-------- EXTRACTED MATERIAL --------
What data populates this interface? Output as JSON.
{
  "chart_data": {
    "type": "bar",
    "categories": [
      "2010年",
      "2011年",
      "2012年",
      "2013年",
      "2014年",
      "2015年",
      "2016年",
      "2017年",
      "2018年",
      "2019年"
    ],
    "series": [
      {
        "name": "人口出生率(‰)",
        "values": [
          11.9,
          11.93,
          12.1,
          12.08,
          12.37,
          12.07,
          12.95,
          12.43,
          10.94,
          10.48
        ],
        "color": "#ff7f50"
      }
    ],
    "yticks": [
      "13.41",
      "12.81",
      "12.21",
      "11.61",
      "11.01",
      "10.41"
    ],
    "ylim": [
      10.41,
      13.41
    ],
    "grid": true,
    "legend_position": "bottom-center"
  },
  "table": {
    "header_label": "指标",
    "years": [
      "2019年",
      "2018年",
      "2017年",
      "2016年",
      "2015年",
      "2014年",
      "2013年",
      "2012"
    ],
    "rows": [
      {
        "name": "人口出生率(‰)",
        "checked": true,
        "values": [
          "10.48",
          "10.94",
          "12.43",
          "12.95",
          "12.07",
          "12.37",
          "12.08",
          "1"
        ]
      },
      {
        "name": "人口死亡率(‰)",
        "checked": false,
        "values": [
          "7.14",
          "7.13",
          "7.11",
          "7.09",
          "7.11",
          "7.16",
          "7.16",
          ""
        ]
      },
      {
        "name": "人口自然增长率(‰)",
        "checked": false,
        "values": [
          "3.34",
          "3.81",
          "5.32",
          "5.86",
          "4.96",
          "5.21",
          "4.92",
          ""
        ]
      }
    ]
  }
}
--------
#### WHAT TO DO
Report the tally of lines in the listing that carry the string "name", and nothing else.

#### ANSWER SECTION
4